━━━━━ Data records ━━━━━

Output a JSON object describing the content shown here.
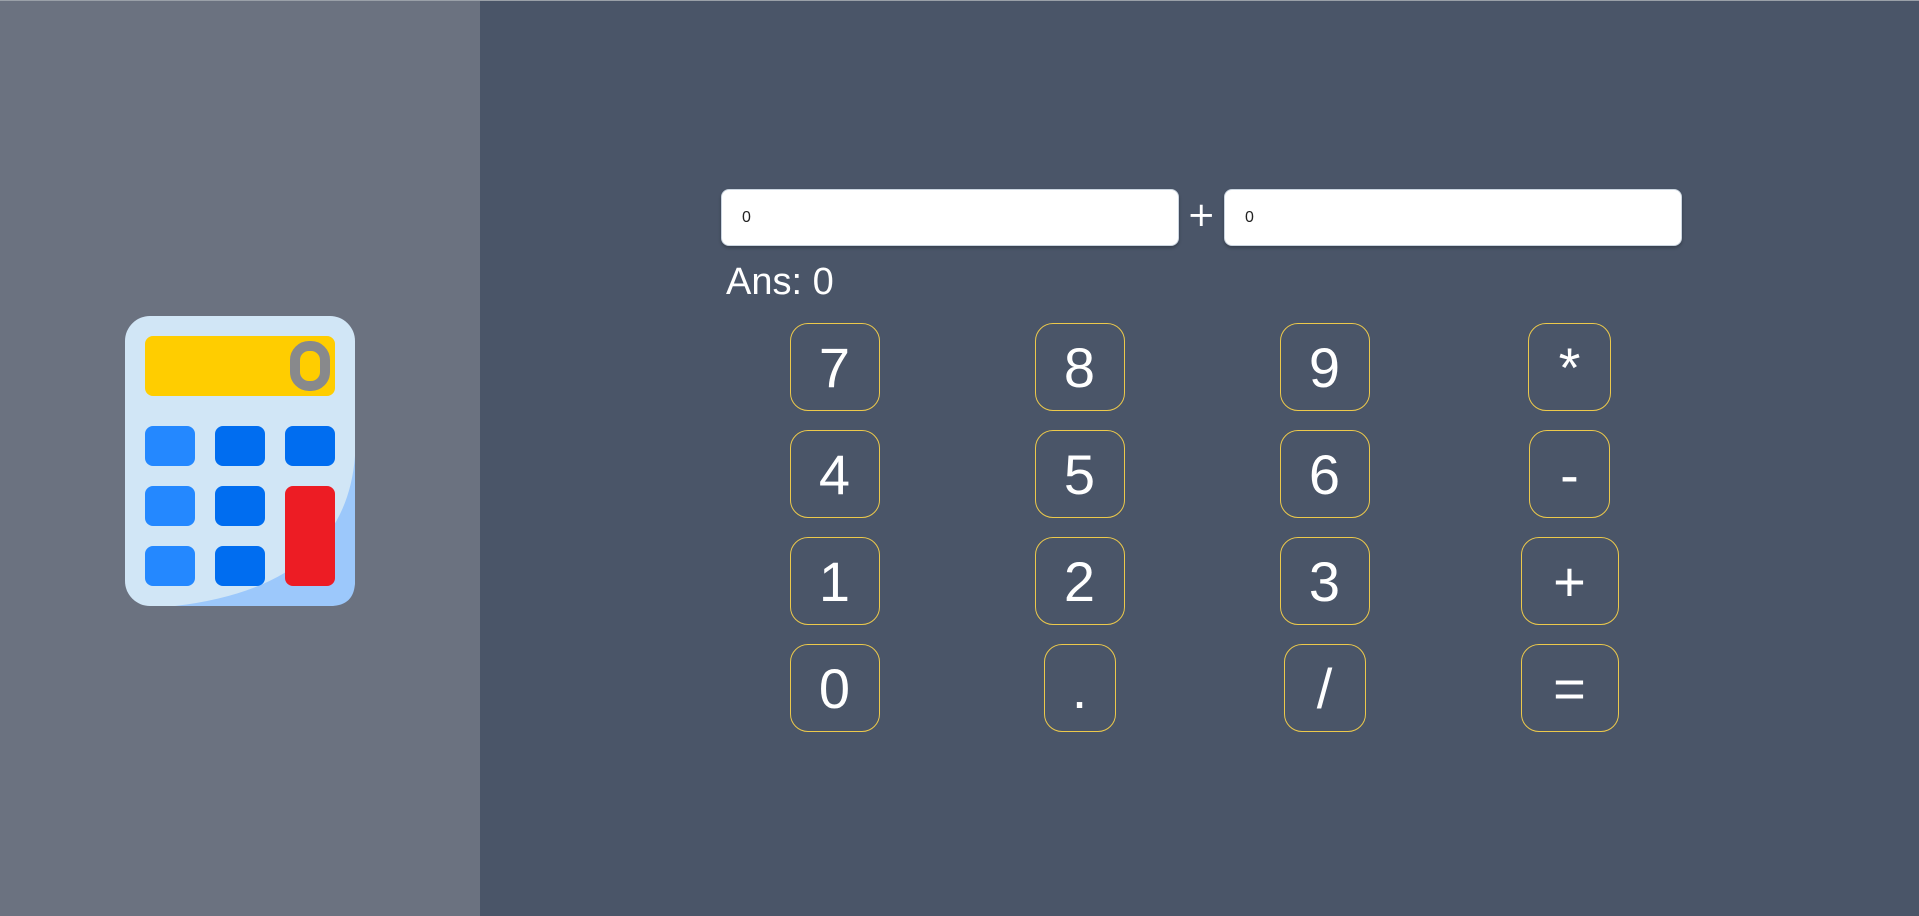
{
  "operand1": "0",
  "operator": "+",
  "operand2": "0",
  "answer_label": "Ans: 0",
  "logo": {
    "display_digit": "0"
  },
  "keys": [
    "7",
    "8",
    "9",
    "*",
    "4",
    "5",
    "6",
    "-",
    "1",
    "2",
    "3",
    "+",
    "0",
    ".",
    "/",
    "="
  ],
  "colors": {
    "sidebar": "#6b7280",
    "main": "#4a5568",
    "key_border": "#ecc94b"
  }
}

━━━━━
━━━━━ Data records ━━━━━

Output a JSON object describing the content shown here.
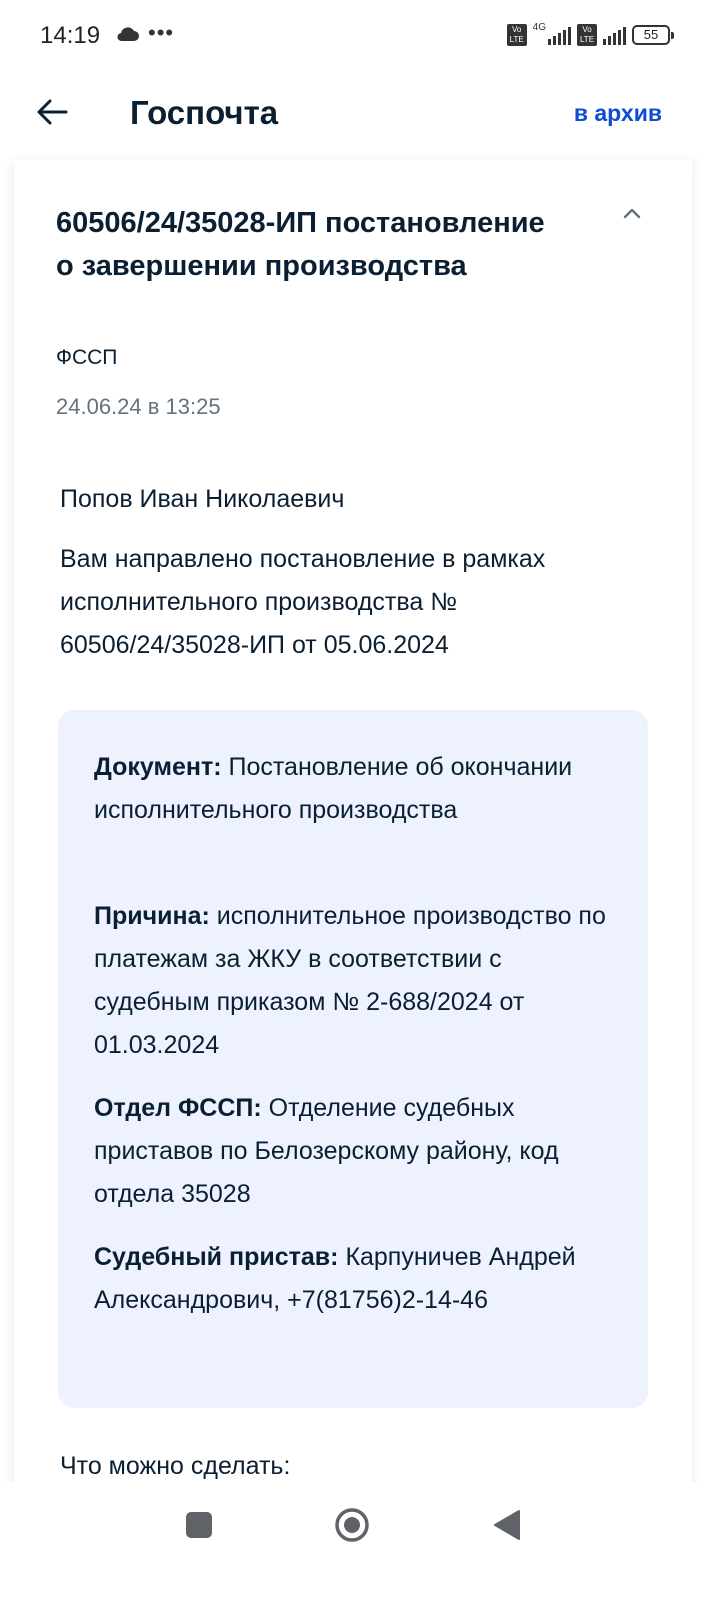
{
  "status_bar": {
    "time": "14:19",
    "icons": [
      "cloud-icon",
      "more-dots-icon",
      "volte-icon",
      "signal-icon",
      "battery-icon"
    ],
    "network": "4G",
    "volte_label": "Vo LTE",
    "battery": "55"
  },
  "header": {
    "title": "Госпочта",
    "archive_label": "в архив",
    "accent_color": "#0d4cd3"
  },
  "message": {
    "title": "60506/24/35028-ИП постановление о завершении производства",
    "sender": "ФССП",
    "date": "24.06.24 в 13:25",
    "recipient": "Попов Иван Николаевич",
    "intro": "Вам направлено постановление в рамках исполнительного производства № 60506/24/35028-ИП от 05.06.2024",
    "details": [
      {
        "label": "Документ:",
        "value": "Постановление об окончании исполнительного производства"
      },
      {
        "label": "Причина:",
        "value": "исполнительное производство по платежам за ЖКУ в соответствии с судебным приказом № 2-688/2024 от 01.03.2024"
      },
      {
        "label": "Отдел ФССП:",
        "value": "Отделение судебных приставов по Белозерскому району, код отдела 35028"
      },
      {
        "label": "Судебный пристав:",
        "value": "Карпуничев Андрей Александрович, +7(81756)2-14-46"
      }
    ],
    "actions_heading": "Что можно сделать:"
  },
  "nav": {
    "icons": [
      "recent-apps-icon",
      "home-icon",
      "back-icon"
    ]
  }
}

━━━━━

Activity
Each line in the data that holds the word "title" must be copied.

Your response
    "title": "Госпочта",
    "title": "60506/24/35028-ИП постановление о завершении производства",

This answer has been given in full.